Actually the list of moon-goddesses goes on since, according to Selene's Theoi page:
Other Greek moon goddesses included Pasiphae, the Leukippides, Eileithyia, Hekate, Artemis, Bendis, and Hera (who sometimes doubled for Selene in the Endymion myth).
But let's focus first on the one you mentioned:
- Artemis. Her association with the moon seems relatively straight-forward: if Apollo is associated with the Sun, then his sister has to be associated with the moon.
Selene (= Mene or Luna). She is the proper Titan-goddess of the Moon, often even the personnification of the moon itself. See among many other sources, Apollonius Rhodius's Argonautica:
Rising from the distant east, the Lady Selene (Moon), Titanian goddess...
Phoibe/Phoebe. The Titan Phoibe doesn't actually seem to be associated with the moon, the confusion comes from Selene being often nicknamed Phoebe (i. e. 'bright'). Phoibe was apparently a prophetess Titan-goddess and as such is supposed to have held the Oracle of Delphi at some point. From the first line of Aeschylus's Eumenides:
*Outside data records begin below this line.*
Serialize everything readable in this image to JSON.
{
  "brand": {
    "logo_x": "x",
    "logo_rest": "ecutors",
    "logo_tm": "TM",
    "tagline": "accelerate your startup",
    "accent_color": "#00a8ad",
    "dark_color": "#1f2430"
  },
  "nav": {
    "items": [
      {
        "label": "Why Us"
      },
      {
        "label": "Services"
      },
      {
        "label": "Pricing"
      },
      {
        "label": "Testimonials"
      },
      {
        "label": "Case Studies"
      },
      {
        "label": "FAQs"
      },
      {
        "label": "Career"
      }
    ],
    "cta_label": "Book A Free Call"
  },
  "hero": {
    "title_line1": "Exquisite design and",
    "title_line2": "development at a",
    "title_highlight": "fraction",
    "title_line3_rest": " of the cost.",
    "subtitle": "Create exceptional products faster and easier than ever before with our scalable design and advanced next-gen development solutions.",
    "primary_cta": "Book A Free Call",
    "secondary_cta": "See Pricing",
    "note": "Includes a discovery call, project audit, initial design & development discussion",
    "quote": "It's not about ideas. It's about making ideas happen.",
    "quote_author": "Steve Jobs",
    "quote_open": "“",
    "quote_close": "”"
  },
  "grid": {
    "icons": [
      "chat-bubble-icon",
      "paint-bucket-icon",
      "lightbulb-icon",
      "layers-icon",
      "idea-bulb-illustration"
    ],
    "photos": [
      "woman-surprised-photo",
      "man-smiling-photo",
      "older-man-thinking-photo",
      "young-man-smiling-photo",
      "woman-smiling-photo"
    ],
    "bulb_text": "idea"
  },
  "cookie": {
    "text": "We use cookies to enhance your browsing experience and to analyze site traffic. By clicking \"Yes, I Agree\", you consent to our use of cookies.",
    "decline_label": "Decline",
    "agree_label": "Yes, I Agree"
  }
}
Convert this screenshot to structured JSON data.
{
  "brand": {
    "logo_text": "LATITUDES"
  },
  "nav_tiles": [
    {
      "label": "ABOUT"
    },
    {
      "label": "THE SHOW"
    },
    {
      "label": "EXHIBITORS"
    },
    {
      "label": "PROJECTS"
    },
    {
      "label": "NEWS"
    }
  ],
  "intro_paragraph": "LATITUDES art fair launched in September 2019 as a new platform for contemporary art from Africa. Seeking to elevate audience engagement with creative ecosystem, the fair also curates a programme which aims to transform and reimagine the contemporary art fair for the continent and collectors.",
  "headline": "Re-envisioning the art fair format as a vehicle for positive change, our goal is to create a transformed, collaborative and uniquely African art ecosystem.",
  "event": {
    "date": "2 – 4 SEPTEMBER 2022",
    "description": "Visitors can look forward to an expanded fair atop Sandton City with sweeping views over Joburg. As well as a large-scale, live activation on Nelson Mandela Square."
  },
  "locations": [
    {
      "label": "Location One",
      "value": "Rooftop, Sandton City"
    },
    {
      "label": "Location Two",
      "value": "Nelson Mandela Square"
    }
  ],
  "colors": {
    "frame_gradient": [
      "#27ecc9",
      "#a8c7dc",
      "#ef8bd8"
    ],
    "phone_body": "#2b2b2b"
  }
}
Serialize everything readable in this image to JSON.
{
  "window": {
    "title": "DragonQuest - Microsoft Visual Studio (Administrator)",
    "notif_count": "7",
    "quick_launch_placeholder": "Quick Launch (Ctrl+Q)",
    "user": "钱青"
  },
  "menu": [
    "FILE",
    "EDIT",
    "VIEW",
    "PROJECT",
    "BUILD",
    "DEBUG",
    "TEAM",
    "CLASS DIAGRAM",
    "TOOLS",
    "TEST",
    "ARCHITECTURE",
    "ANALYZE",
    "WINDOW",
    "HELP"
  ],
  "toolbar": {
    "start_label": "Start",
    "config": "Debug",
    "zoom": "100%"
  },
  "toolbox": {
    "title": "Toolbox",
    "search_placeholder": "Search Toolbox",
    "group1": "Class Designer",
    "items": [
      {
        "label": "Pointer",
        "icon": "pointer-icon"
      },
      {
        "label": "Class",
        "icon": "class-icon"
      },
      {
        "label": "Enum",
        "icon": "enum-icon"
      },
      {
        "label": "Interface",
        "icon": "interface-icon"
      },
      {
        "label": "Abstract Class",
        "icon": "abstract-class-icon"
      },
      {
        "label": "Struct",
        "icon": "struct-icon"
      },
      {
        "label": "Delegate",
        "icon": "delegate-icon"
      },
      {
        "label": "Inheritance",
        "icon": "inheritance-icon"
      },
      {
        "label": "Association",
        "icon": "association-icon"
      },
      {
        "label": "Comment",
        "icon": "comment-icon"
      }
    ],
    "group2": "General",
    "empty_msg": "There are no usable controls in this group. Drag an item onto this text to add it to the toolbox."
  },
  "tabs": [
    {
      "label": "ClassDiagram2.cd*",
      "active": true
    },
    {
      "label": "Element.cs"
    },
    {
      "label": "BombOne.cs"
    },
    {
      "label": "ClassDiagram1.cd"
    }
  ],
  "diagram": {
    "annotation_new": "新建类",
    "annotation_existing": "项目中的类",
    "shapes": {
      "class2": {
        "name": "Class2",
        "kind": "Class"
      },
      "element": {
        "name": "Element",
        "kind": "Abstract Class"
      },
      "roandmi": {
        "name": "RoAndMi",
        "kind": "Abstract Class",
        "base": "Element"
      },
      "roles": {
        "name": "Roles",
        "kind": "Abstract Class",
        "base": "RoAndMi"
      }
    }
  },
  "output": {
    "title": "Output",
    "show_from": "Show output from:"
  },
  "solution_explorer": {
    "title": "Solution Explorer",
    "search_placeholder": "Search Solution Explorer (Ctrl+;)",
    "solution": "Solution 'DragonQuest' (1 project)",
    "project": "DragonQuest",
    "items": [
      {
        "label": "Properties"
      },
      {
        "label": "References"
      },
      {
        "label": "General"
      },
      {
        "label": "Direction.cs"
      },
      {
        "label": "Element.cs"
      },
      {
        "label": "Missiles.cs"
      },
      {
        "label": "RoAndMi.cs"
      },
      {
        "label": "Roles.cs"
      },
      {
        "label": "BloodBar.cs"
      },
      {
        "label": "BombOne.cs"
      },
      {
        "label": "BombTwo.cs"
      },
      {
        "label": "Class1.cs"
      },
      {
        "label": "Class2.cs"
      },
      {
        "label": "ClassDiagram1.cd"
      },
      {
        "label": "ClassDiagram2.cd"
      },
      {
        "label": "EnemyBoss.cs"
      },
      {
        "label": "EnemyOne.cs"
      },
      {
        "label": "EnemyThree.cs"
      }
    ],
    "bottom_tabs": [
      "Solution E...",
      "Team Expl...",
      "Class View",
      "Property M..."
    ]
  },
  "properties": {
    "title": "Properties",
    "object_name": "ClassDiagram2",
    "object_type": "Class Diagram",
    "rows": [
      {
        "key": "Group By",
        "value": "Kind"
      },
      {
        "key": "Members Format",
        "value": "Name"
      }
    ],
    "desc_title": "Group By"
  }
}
THE PYTHIAN PRIESTESS
First, in this prayer, of all the gods I name
The prophet-mother Earth; and Themis next,
Second who sat-for so with truth is said-
On this her mother's shrine oracular.
Then by her grace, who unconstrained allowed,
There sat thereon another child of Earth-
Hecate. Now Hecate is something else I think. The different sources we have tend to contradict each other on her parentage, descendance, attributions etc. leading some scholars to think that Hecate was in fact a goddess foreign to the Greek Pantheon that was only added later (and well integrated thanks to the place Hesiod gave her in the Theogony). See for instance what Sarah Johnston says about it in Restless Deads:
Let us go back further, to Hecate's place of origin. There is general agreement that this was Caria, in southwestern Asia Minor, which is supported by the fact that by the Hellenistic period her precinct in Lagina was the largest of all the precincts there (in constrast, in all of Greece, only Aegina seems to have had any significant sanctuary devoted wholly to Hecate).
Caria being in southwestern Anatolia.
Similarly (from the list I mentioned earlier), Pasiphae seems to have been the cretan moon-goddess and Bendis the one from Thrace.
The specific reason why Hecate was associated with the moon seems a bit complex. Originally, in Caria, Hecate seems to have been a fairly generic mother Goddess. Even in Hesiod's Theogony she is presented as having dominion over basically everything:
For to this day, whenever any one of men on earth offers rich sacrifices and prays for favour according to custom, he calls upon Hecate. [...] For as many as were born of Earth and Ocean amongst all these she has her due portion. The son of Cronos did her no wrong nor took anything away of all that was her portion among the former Titan gods: but she holds, as the division was at the first from the beginning, privilege both in earth, and in heaven, and in sea.
According to Sarah Johnston in Hekate Soteira: A Study of Hekate's Role in the Chaldean Oracles and Related Literature (which I haven't been able to find and thus read so I might be misrepresenting her idea here), the association came relatively late (1st Century AD) from the fact that at some point Hecate was seen as a "liminal" goddess, an intermediary between two worlds (hence also probably the association between Hecate and witchcraft), which is a quality that was supposedly shared by the Moon.
So to summarize, the difference between Selene and Artemis is that one is the moon while the other is just associated with it, and on top of that one is a Titan while the other is an Olympian; Phoebe has nothing to do with the moon; and the others are foreign/regional goddesses integrated a posteriori into the Greek Pantheon.